The Blue-Haired Lawyer talks only in the Courtroom for now, but he does have two phrases: "Let the record show that the witness made the 'drinky-drinky' motion" and "Your honor, I move for dismissal." His nasal voice comes through well, perfectly suited to the sometimes tinny sound produced by such small speakers.

With this pair of Springfield's fine barristers, having a courtroom just makes sense. Measuring 6 3/4" tall, 8" wide and 5" deep, the courtroom is a fine little set. We have a bench for the judiciaries to preside from, a witness stand and even a little section of floor in front. Each of those areas has a foot peg that allows figures to "talk" when plugged in. The rear wall has faux faux wood wood panelling, two stately columns and a judicial seal featuring the scales and a key. A flag plugs into the floor next to the judge.

On the right wall is a large sticker portraying the jury: Apu's brother Sanjay, Herman the one-armed arms dealer, music teacher Mr. Largo, Bernice Hibbert and SNPP retiree Jack Marley. Plus two guys trying to sneak out the exit, presumably part of the set's design team.


This set also includes a figure of Springfield's own Judge Wapner, Judge Snyder. Standing 4 1/2" tall, Judge Snyder moves at the Springfield Four. He includes a nice little gavel to bang, and the set also comes with a book of Springfield Law and a verdict written on a cocktail napkin.

Here come de judge! Judge Snyder may vacillate wildly between a friend of big business and protector of the little guy, but that just suits him for appointment to the U.S. Supreme Court. The figure included with this set is a wonderful representation of the Judge we've often seen briefly in the background of scenes; receeding hairline, a slight beard and a disapproving frown all above a big round body - whoever said black is slimming never saw Judge Snyder in his robes.

Like all the Simpsons figures, Judge talks when you put him on a compatible playset environment. And since he comes with one of those environments, you just know he's gonna talk there.
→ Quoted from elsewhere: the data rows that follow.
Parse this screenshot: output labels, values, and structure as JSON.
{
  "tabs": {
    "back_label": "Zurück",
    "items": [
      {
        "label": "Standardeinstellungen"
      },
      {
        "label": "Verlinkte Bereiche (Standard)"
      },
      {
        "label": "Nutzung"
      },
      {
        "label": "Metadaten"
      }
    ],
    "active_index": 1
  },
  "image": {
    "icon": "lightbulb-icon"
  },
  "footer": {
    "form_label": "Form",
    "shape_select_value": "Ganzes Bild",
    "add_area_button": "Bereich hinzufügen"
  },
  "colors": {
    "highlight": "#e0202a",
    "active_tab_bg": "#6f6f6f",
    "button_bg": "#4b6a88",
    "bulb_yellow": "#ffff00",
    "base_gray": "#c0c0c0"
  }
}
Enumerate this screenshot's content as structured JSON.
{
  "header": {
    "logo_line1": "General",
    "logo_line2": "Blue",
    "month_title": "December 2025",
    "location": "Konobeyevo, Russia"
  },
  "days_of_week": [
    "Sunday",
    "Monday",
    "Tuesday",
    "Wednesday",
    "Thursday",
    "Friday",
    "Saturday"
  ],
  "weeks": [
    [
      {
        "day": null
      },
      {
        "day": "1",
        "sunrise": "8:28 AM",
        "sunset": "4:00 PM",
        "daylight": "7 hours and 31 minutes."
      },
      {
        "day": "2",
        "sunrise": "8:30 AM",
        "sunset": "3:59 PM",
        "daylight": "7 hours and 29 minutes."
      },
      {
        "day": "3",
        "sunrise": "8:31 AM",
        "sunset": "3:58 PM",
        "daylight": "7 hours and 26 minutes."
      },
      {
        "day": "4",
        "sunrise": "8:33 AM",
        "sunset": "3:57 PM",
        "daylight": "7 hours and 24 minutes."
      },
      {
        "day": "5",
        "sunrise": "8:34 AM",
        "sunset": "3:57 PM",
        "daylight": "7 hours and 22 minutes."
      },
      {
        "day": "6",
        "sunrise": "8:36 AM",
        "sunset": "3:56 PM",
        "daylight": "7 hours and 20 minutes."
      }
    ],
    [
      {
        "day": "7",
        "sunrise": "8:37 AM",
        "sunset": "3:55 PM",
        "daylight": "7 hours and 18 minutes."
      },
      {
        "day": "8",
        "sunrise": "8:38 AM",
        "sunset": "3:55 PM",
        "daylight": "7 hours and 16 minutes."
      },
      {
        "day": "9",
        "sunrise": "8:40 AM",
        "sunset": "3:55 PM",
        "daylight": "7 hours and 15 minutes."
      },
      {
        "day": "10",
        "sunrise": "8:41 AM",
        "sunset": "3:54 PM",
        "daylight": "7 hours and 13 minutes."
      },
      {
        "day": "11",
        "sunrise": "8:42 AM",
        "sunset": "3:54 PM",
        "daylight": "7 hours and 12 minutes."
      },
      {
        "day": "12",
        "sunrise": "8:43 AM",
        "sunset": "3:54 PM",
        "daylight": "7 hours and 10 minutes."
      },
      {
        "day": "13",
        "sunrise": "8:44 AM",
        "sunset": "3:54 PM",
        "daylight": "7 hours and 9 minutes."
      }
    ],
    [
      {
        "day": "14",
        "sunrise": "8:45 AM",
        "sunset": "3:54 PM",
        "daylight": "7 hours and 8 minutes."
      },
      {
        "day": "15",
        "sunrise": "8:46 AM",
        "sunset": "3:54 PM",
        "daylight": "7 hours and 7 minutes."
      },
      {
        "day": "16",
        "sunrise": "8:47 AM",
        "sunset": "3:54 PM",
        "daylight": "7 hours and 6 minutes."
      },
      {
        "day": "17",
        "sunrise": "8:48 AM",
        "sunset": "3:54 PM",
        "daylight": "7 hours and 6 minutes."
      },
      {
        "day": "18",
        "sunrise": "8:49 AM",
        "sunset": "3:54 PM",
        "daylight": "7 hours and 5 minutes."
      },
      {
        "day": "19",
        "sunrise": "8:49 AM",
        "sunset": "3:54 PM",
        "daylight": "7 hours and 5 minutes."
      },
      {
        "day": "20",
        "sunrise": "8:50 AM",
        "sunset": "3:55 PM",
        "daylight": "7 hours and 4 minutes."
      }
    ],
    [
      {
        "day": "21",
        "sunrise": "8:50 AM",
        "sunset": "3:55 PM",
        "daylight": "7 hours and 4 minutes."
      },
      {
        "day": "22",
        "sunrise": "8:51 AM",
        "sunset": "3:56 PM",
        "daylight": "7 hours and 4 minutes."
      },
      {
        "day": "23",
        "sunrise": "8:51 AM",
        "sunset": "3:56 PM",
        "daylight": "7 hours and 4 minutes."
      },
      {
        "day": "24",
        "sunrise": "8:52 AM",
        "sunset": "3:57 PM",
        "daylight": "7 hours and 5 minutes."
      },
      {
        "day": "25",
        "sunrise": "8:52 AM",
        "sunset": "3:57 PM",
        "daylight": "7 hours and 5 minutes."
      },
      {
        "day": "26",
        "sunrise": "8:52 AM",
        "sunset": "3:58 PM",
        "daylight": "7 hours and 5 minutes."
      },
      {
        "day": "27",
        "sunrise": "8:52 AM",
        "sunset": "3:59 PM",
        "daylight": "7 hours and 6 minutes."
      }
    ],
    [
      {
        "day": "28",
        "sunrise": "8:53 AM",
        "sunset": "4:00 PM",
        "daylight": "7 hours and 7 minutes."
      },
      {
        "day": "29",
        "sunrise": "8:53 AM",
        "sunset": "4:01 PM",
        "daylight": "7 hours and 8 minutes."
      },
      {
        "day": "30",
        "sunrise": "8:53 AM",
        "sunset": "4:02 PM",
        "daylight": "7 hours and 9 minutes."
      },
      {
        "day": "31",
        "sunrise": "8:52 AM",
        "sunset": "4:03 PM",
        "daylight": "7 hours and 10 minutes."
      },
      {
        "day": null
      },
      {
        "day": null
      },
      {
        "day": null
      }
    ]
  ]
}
Put him behind the bench, press the button and he says one of four phrases in his usual marbley-mouthed tone:

grr... "Let the opening statements commence."
"Mr Hutz, do you know you're not wearing any pants?"
"Order! Order! We don't care about your blintzes!"
"This verdict is written on a cocktail napkin. And it still says 'guilty!'"

The characters that are compatible with the Courtroom are Homer, Marge, Barney, Moe, Lionel Hutz, the Blue-Haired Lawyer, Mayor Quimby, Chief Wiggum, Lou, Eddie, Snake, Don Vittorio, Gil, Kirk Van Houten, Krusty, Sideshow Bob, Mr. Burns, Smithers, Larry Burns and Rainier Wolfcastle. These 20 characters have 31 different phrases between them. Press a button without a figure on the base, and you'll hear the gavel pounding three times.

This is a very well designed environment: the three figure areas are nice, particularly the Judge's bench and the witness stand. The foot pegs are wired weird, though, with the pegs that would seem to activate the witness instead providing the voice of the figure standing before the judge. You get a nice variety of character voices in the Courtroom, even if they each only have one or two lines each. Final verdict? I recommend this set as I recommend all the other World of Springfield offerings: if you're a fan of the show, or just want to purchase this for someone who is, you can't go wrong. Case dismissed!

Do you think yo really knew all those characters off the top of his head? Tell us on our message board, the Loafing Lounge.


Report an Error 

Discuss this (and everything else) on our message board, the Loafing Lounge!

Entertainment Earth

that exchange rate's a bitch

© 2001 - present, OAFE. All rights reserved.
Need help? Mail Us!